Korean venture capital firm Intervest is focusing on three major areas which are expected to show significant growth: biotech, information technology and Southeast Asia.
With 620 billion won (US$579.08 million) assets under management, Intervest’s team of 11 VCs invest in early-stage startups with new technologies. It is operating six funds in total with portfolio firms including biotech companies Genexine, Lunit, Tomocube and Noom; blockchain firm Blocko; IT firms Balance Hero, Alchera and Brich, among others.
One thing that makes Intervest stand out among the crowd of rivals is the expertise of its investors, according to Intervest Director Moon Yeo-jung. Moon, herself, is the first doctor-turned-investor here, who joined the firm in 2016 leaving her obstetrician-gynecologist career behind. After two years in the venture world, she thinks good bio startups could also save people’s lives with new drugs and technology, just like doctors.
|From left: Shin Young-seong, Intervest manager, Moon Yeo-jung, Intervest director and Lim Jung-wook, managing director of Startup Alliance|
“The process of making new drugs or implementing bio technology takes a long time, which requires expertise to fully understand the whole process,” Moon said at an event hosted by Startup Alliance on April 12. “Bio technology is getting more complex, and having medical or biology background helps to value and fund promising startups properly. These startups also need knowledge and professional guidance along the way to grow. We can provide that network, including major hospitals, doctors and researchers.”
Moon thinks Korea has the potential to become a strong biotech player, thanks to the great pool of bio talents and accumulated medical data, as all citizens are under the state’s single payer health care insurance program.
“If the country can open up de-identified medical records to researchers to a level that doesn’t breach privacy, it will be a great boon for the exponential growth of the bio industry,” she said.
As for the IT sector, Intervest is eying promising startups especially hottest technology trends, including artificial intelligence, blockchain and virtual reality, that have practical use, according to Shin Young-seong, manager at Intervest who overseas IT investments.
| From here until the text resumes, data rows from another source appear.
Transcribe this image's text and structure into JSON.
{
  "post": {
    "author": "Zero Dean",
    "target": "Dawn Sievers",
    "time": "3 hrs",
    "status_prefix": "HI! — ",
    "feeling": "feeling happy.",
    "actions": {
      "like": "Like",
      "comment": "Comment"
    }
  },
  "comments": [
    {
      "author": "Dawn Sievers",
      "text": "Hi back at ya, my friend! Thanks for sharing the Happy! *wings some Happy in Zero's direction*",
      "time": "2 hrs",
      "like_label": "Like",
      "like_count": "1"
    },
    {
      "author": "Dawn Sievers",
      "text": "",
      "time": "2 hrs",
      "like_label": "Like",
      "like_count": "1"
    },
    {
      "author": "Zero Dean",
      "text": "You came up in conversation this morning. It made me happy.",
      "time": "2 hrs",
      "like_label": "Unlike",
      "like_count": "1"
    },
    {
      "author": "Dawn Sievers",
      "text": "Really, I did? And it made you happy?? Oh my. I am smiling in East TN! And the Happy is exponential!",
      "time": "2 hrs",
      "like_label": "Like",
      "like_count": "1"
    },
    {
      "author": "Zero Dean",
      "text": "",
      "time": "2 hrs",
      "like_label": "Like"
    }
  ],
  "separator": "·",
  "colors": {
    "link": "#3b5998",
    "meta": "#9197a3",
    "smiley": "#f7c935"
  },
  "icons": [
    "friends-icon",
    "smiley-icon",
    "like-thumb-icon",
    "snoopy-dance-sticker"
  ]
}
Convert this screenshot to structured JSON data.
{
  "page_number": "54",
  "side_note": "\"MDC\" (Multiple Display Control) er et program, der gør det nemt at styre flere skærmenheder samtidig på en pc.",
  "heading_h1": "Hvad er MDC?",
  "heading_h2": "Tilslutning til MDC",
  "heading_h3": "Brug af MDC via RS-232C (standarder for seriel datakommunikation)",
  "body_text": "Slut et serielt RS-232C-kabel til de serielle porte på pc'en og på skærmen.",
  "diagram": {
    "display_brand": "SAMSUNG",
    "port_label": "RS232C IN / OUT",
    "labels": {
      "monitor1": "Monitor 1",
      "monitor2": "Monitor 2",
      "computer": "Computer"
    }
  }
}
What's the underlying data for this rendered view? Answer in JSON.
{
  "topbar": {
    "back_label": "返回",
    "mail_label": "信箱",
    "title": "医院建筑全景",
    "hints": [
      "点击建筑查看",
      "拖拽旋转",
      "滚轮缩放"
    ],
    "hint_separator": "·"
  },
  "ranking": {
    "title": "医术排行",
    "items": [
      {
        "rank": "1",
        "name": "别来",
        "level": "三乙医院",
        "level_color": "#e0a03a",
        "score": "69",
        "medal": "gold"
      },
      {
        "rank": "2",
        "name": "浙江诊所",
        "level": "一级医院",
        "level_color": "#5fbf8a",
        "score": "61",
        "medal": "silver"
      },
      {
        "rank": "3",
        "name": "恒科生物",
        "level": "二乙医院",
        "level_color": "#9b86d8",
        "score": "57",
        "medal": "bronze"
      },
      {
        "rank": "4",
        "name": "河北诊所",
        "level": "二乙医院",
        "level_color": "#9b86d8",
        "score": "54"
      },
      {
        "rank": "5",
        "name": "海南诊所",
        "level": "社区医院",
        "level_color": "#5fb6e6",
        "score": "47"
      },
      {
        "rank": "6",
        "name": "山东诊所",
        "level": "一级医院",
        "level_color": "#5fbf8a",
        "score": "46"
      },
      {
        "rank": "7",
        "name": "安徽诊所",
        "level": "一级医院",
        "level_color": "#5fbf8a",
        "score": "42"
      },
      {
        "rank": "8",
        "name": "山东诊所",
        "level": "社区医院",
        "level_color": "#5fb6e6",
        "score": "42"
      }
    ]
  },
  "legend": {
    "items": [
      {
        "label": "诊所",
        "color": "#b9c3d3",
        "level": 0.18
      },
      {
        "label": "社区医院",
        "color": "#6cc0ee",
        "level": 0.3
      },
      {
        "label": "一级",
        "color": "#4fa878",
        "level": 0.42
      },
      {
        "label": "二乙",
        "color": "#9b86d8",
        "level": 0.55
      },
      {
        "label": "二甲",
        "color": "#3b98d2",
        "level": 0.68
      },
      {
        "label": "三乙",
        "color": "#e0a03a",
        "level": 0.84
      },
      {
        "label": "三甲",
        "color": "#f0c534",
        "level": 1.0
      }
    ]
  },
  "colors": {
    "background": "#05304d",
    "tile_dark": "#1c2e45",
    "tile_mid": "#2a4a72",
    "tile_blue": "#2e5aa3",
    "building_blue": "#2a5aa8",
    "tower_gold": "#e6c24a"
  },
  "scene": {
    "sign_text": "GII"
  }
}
For instance, Intervest funded blockchain startup Blocko from 2016 after spotting its application in the real world. The firm, which provides middleware platform for digital identity and payment services, already provides services for big financial and tech firms like Hyundai Card and Samsung SDS.
Despite the heated interest of blockchain startups to raise funds through initial coin offerings, Shin doesn’t view it will be a threat to VCs investing in startups.
“ICO is a very innovative way in fundraising, but VCs cannot participate due to the unregulated nature. As for VCs, I think there are many other ways where we can contribute with funds and business strategy to grow together.”
Invervest is also eying the burgeoning Southeast Asian market with its first-dedicated fund, partnering with Indonesian VC Kejora Ventures. The firm said it will soon start investing in startups in Indonesia, Vietnam and Thailand, with the 70 billion won fund.
By Ahn Sung-mi (email@example.com